Pharmacist Evelyn Kim, wears a mask and gloves at the CVS pharmacy at Target in the Tenleytown area of Washington, Tuesday, March 17, 2020. As they remain open she is wearing a mask and gloves to combat the coronavirus outbreak. (AP Photo/Carolyn Kaster)

Across the country, Americans have found store shelves empty of staple goods like flour, sugar, pasta, toilet paper, and cleaning supplies.  And, while those shortages may cause frustration in the short-term, they are minor difficulties compared to what would have occurred if those same Americans weren’t able to obtain the prescription medications that they depend on to survive.

To this point in the crisis, Americans have had reliable access to the prescription drugs that they depend upon. Americans have.  Pharmaceuticals were identified by the media as one of the sectors that would be most impacted as the virus began to spread through China three months ago, but herculean efforts by every link in the supply chain have ensured that Americans have access to their prescription medicines.

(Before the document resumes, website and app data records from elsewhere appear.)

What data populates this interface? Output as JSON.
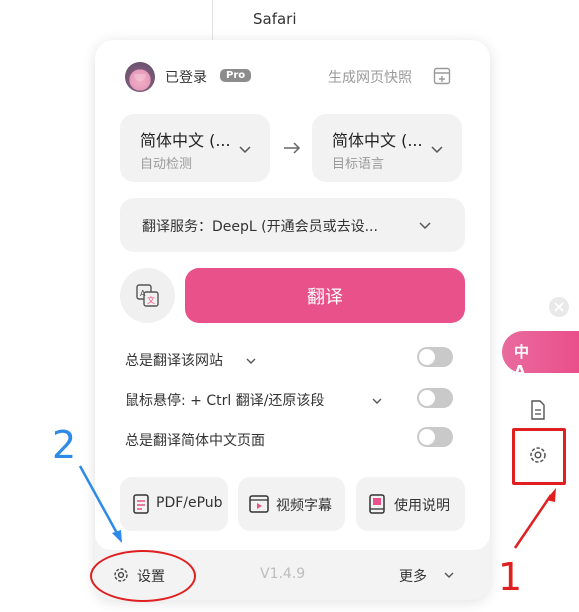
{
  "background": {
    "browser_label": "Safari"
  },
  "header": {
    "login_status": "已登录",
    "pro_badge": "Pro",
    "snapshot_label": "生成网页快照"
  },
  "languages": {
    "source": {
      "name": "简体中文 (...",
      "sub": "自动检测"
    },
    "target": {
      "name": "简体中文 (...",
      "sub": "目标语言"
    }
  },
  "service": {
    "label": "翻译服务：DeepL (开通会员或去设..."
  },
  "translate_button": "翻译",
  "options": [
    {
      "label": "总是翻译该网站",
      "enabled": false
    },
    {
      "label": "鼠标悬停:  + Ctrl 翻译/还原该段",
      "enabled": false
    },
    {
      "label": "总是翻译简体中文页面",
      "enabled": false
    }
  ],
  "features": [
    {
      "label": "PDF/ePub",
      "icon": "pdf-icon"
    },
    {
      "label": "视频字幕",
      "icon": "video-icon"
    },
    {
      "label": "使用说明",
      "icon": "book-icon"
    }
  ],
  "footer": {
    "settings_label": "设置",
    "version": "V1.4.9",
    "more_label": "更多"
  },
  "side_toolbar": {
    "translate_icon_text": "中A"
  },
  "annotations": {
    "one": "1",
    "two": "2"
  },
  "colors": {
    "accent": "#e8518a",
    "annotation_red": "#e02020",
    "annotation_blue": "#2d8ae6"
  }
}
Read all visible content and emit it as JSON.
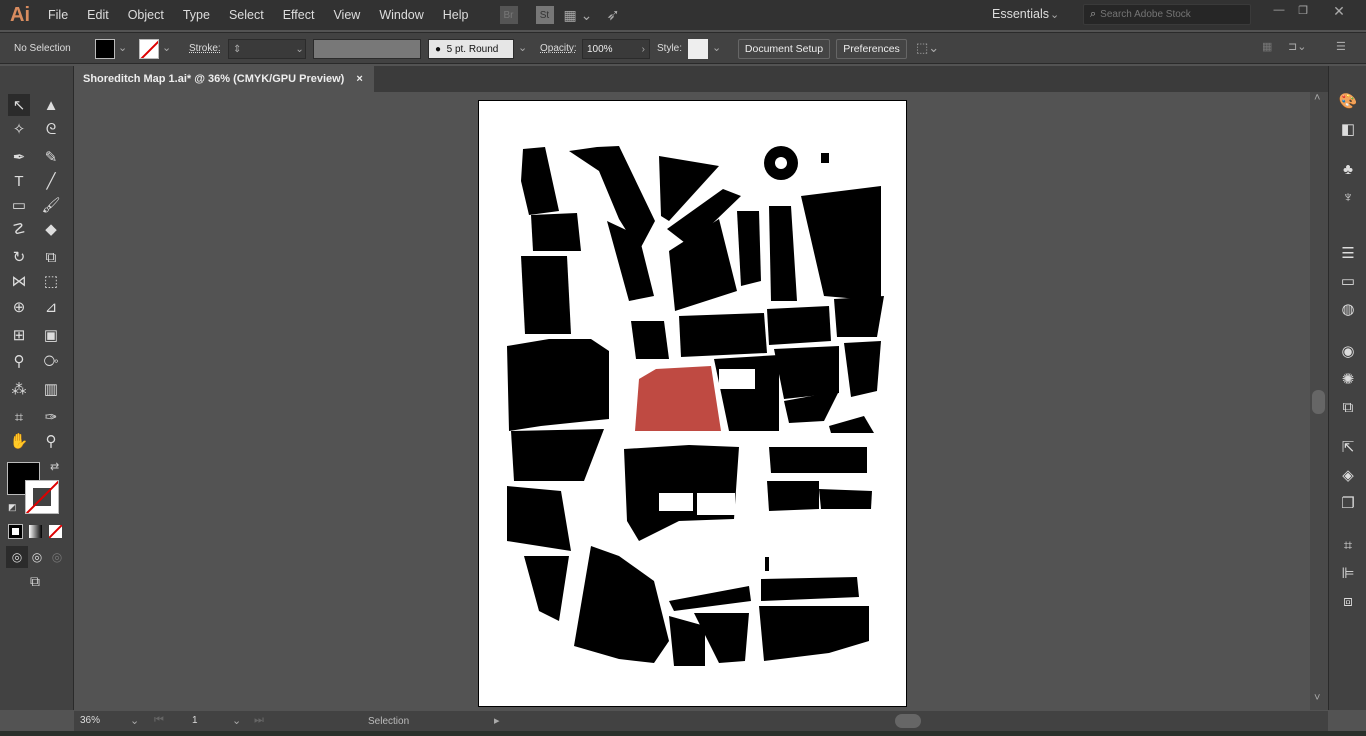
{
  "app": {
    "logo": "Ai",
    "menu": [
      "File",
      "Edit",
      "Object",
      "Type",
      "Select",
      "Effect",
      "View",
      "Window",
      "Help"
    ],
    "bridge": "Br",
    "stock": "St",
    "workspace": "Essentials",
    "search_placeholder": "Search Adobe Stock"
  },
  "control": {
    "selection": "No Selection",
    "stroke_label": "Stroke:",
    "brush": "5 pt. Round",
    "opacity_label": "Opacity:",
    "opacity": "100%",
    "style_label": "Style:",
    "document_setup": "Document Setup",
    "preferences": "Preferences",
    "fill_color": "#000000",
    "accent": "#c0483f"
  },
  "document": {
    "tab_title": "Shoreditch Map 1.ai* @ 36% (CMYK/GPU Preview)",
    "close": "×",
    "highlight_color": "#bf4a42"
  },
  "status": {
    "zoom": "36%",
    "artboard": "1",
    "tool": "Selection"
  }
}
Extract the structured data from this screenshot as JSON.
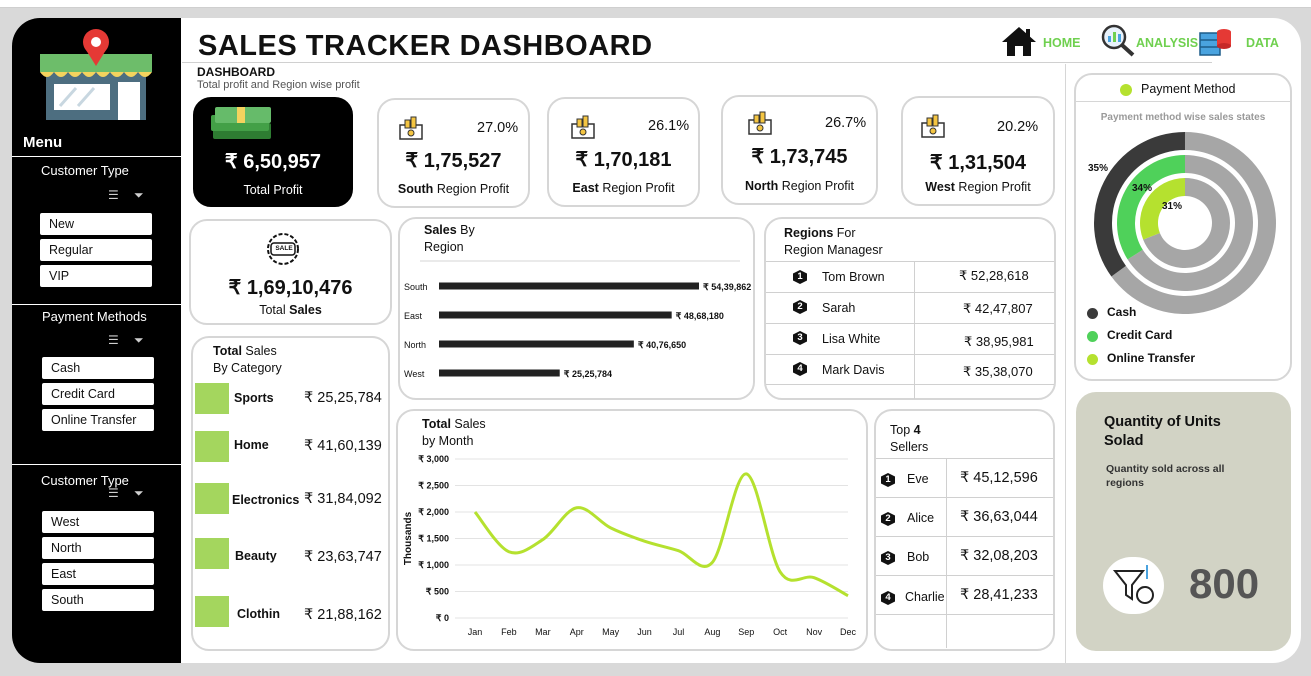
{
  "title": "SALES TRACKER DASHBOARD",
  "subtitle_heading": "DASHBOARD",
  "subtitle_text": "Total profit and Region wise profit",
  "nav": {
    "home": "HOME",
    "analysis": "ANALYSIS",
    "data": "DATA"
  },
  "sidebar": {
    "menu": "Menu",
    "customer_type_label": "Customer Type",
    "customer_types": [
      "New",
      "Regular",
      "VIP"
    ],
    "payment_methods_label": "Payment Methods",
    "payment_methods": [
      "Cash",
      "Credit Card",
      "Online Transfer"
    ],
    "region_label": "Customer Type",
    "regions": [
      "West",
      "North",
      "East",
      "South"
    ]
  },
  "total_profit": {
    "amount": "₹ 6,50,957",
    "label": "Total Profit"
  },
  "region_profits": [
    {
      "pct": "27.0%",
      "amount": "₹ 1,75,527",
      "name": "South",
      "suffix": "Region Profit"
    },
    {
      "pct": "26.1%",
      "amount": "₹ 1,70,181",
      "name": "East",
      "suffix": "Region Profit"
    },
    {
      "pct": "26.7%",
      "amount": "₹ 1,73,745",
      "name": "North",
      "suffix": "Region Profit"
    },
    {
      "pct": "20.2%",
      "amount": "₹ 1,31,504",
      "name": "West",
      "suffix": "Region Profit"
    }
  ],
  "total_sales": {
    "badge": "SALE",
    "amount": "₹ 1,69,10,476",
    "label_a": "Total",
    "label_b": "Sales"
  },
  "sales_by_category": {
    "title_bold": "Total",
    "title_rest": "Sales",
    "title_line2": "By Category",
    "items": [
      {
        "name": "Sports",
        "amount": "₹ 25,25,784"
      },
      {
        "name": "Home",
        "amount": "₹ 41,60,139"
      },
      {
        "name": "Electronics",
        "amount": "₹ 31,84,092"
      },
      {
        "name": "Beauty",
        "amount": "₹ 23,63,747"
      },
      {
        "name": "Clothin",
        "amount": "₹ 21,88,162"
      }
    ]
  },
  "regions_for_managers": {
    "title_bold": "Regions",
    "title_rest": "For",
    "title_line2": "Region Managesr",
    "rows": [
      {
        "rank": "1",
        "name": "Tom Brown",
        "amount": "₹ 52,28,618"
      },
      {
        "rank": "2",
        "name": "Sarah",
        "amount": "₹ 42,47,807"
      },
      {
        "rank": "3",
        "name": "Lisa White",
        "amount": "₹ 38,95,981"
      },
      {
        "rank": "4",
        "name": "Mark Davis",
        "amount": "₹ 35,38,070"
      }
    ]
  },
  "top_sellers": {
    "title_pre": "Top",
    "title_num": "4",
    "title_line2": "Sellers",
    "rows": [
      {
        "rank": "1",
        "name": "Eve",
        "amount": "₹ 45,12,596"
      },
      {
        "rank": "2",
        "name": "Alice",
        "amount": "₹ 36,63,044"
      },
      {
        "rank": "3",
        "name": "Bob",
        "amount": "₹ 32,08,203"
      },
      {
        "rank": "4",
        "name": "Charlie",
        "amount": "₹ 28,41,233"
      }
    ]
  },
  "payment_panel": {
    "legend_title": "Payment Method",
    "chart_title": "Payment method wise sales states",
    "legend": [
      "Cash",
      "Credit Card",
      "Online Transfer"
    ]
  },
  "quantity": {
    "title": "Quantity of Units Solad",
    "subtitle": "Quantity sold across all regions",
    "value": "800"
  },
  "colors": {
    "accent_green": "#a4d65e",
    "lime": "#b5e12f",
    "mid_green": "#4fd15a",
    "dark_ring": "#3a3a3a",
    "grey_ring": "#a6a6a6",
    "nav_green": "#6fd04f"
  },
  "chart_data": [
    {
      "type": "bar",
      "title": "Sales By Region",
      "orientation": "horizontal",
      "categories": [
        "South",
        "East",
        "North",
        "West"
      ],
      "values": [
        5439862,
        4868180,
        4076650,
        2525784
      ],
      "data_labels": [
        "₹ 54,39,862",
        "₹ 48,68,180",
        "₹ 40,76,650",
        "₹ 25,25,784"
      ],
      "color": "#222222"
    },
    {
      "type": "line",
      "title": "Total Sales by Month",
      "ylabel": "Thousands",
      "x": [
        "Jan",
        "Feb",
        "Mar",
        "Apr",
        "May",
        "Jun",
        "Jul",
        "Aug",
        "Sep",
        "Oct",
        "Nov",
        "Dec"
      ],
      "values": [
        2000,
        1250,
        1480,
        2080,
        1700,
        1450,
        1270,
        1050,
        2720,
        870,
        760,
        420
      ],
      "yticks": [
        "₹ 0",
        "₹ 500",
        "₹ 1,000",
        "₹ 1,500",
        "₹ 2,000",
        "₹ 2,500",
        "₹ 3,000"
      ],
      "ylim": [
        0,
        3000
      ],
      "grid": true,
      "color": "#b5e12f"
    },
    {
      "type": "pie",
      "variant": "doughnut",
      "title": "Payment method wise sales states",
      "series": [
        {
          "name": "Cash",
          "value": 35,
          "label": "35%",
          "color": "#3a3a3a"
        },
        {
          "name": "Credit Card",
          "value": 34,
          "label": "34%",
          "color": "#4fd15a"
        },
        {
          "name": "Online Transfer",
          "value": 31,
          "label": "31%",
          "color": "#b5e12f"
        }
      ],
      "remainder_color": "#a6a6a6",
      "legend_position": "bottom-left"
    }
  ]
}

New challenges emerge daily as the crisis evolves and spreads throughout the globe, but the pharmaceutical supply chain is proving durable and able to respond to the challenges endemic to a crisis like this.  Yet, while the pharmaceutical supply chain has been able to overcome the hurdles caused by a global pandemic and keep pharmacy shelves stocked, governmental intervention could create an insurmountable obstacle, crippling America’s ability to treat and, ultimately, vaccinate our citizens.

A draft of a “Buy American” Executive Order is circulating in government circles and, if signed, it could have a devastating effect on America’s ability to respond to, and recover from, the COVID-19 crisis.  The Executive Order would place restrictions on U.S. government agencies’ ability to purchase medical supplies made overseas, placing additional and unnecessary strain on a supply chain that is already under pressure.

It is true that Americans would be better off if the United States had the ability to produce the pharmaceuticals that we require, without importing from other countries, especially in a time of crisis.  It is equally true that, in a time of crisis, alienating overseas manufacturing partners whose cooperation we need to defeat COVID-19 will make us worse off.

Much of the pharmaceutical-related news today is naturally focused on drugs that may help the sick recover from COVID-19 like chloroquine. However, there were more than 4 billion prescriptions filled in the United States last year for non-COVID-19 conditions, and Americans still need those everyday prescription medications during this crisis.

While there are very good arguments that the United States was irresponsible by allowing so much of its capacity to manufacture pharmaceuticals to migrate to China and other less-than-friendly countries around the world, that is the reality that we must work with to overcome this pandemic.

Today, every country around the globe is mustering its resources to manufacture protective equipment and ventilators, to study the most effective modes of treatment for those who have and will become ill from COVID-19, and, eventually, to discover and produce the vaccine that will finally end this threat.  Tomorrow, we can address the mistakes of the past and plan for the future.

Policies that incentivize medical supply and pharmaceutical manufacturing in the United States may well be a key part of that planning.  But, in the here-and-now, we must avoid kneejerk policies that could do more harm than good, and instead work closely with foreign partners to address the crises of the day and maintain our ability to provide necessary medicines for non-COVID-19-related illnesses.

Signing a Buy America Executive Order would be counterproductive at best and, at worst, prolong the pandemic and economic recovery.  The draft Executive Order should stay a draft for the foreseeable future.

Jesse Grady has worked with the RNC, Trump Campaign, Texas GOP, and the NC GOP. He now lives in Baltimore and studies law at the University of Maryland.